Annotating off the leash

For the final annotation that I was required to do for my course this semester, we were asked to reflect on HOW we chose our topic.

For me, my topic on MOOCs came from some reflection on some course materials assigned this week, plus trends I’ve noticed in the last few years. I’ve heard some talk about MOOCs “threatening universities’ hold on higher education,” although it seems like most everyone agrees on that one that universities aren’t going anywhere. After I watched the Jesse Stommel video/cruised his website on hybrid pedagogy, I got thinking about MOOCs a little more and got curious on what is being said about MOOCs in K-12.

I had a couple other ideas, like “playful learning” and teaching coding (even for kids), but I landed on MOOCs because I thought it was most related to Information Literacy and could complement what we’ve already talked about. Not necessarily a lack, but an extension!

I liked the freedom of sharing articles of our choice (mostly because I LOVE sharing articles–this is my primary use of Twitter, after all), but to be honest, the process of writing annotations doesn’t feel especially useful to me anymore. Four out of the five of the library science courses I’ve taken have included a significant annotation requirement. Obviously, annotations are a VITAL skill for librarians-in-training, but I feel like I get the point. (It’s sort of like being asked to do group project after group project–I get it, we’ll have to collaborate in the real world. But actually, I’m already not bad at it in the real world.) It’s just getting a little old–not that my fatigue with these exercises will prevent me from busting it the next time I’m assigned one. I always do.

I think searching for annotations is good for your information literacy skills, but also your reference/online search skills. With both of those areas, the main way to improve anyway is with practice!

Annotation: MOOCs in K-12

Locke, M. (2013). MOOC: Will these four letters change K-12? Scholastic Adminstr@tor, Summer 2013. Retrieved December 8, 2013, from http://www.scholastic.com/browse/article.jsp?id=3758098

This article describes the potential of MOOCs, or massive open online courses, being used in K-12 education They could be used for SAT prep or for schools that struggle to find instructors to lead an advanced course like AP Calculus. Unfortunately, cheating is hard to regulate and MOOCs also lack the relationship/teacher contact element that can be so important to younger learners. The author reviews advantages and disadvantages of the tool, but largely concludes that MOOCs could be useful as a supplement to the structures already in place.
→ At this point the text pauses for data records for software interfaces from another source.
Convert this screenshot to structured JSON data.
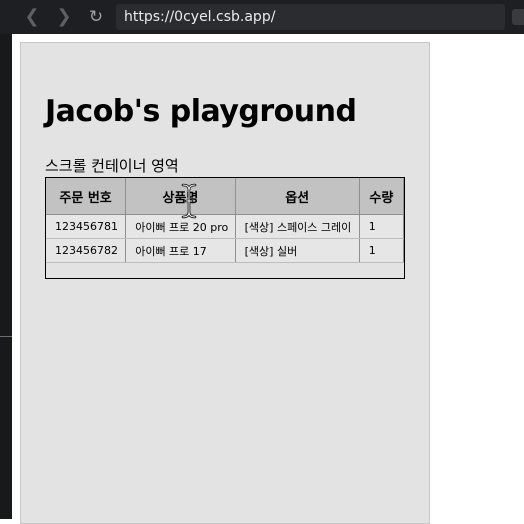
{
  "browser": {
    "url": "https://0cyel.csb.app/",
    "back_icon": "chevron-left-icon",
    "forward_icon": "chevron-right-icon",
    "reload_icon": "reload-icon"
  },
  "page": {
    "title": "Jacob's playground",
    "section_label": "스크롤 컨테이너 영역"
  },
  "table": {
    "headers": [
      "주문 번호",
      "상품명",
      "옵션",
      "수량"
    ],
    "rows": [
      [
        "123456781",
        "아이뻐 프로 20 pro",
        "[색상] 스페이스 그레이",
        "1"
      ],
      [
        "123456782",
        "아이뻐 프로 17",
        "[색상] 실버",
        "1"
      ]
    ]
  },
  "colors": {
    "browser_bar": "#1e1f22",
    "container_bg": "#e3e3e3",
    "header_bg": "#c2c2c2"
  }
}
The article provides a succinct review of the possible impact and development of MOOCs in K-12 education and references a couple innovators in the field worth investigating.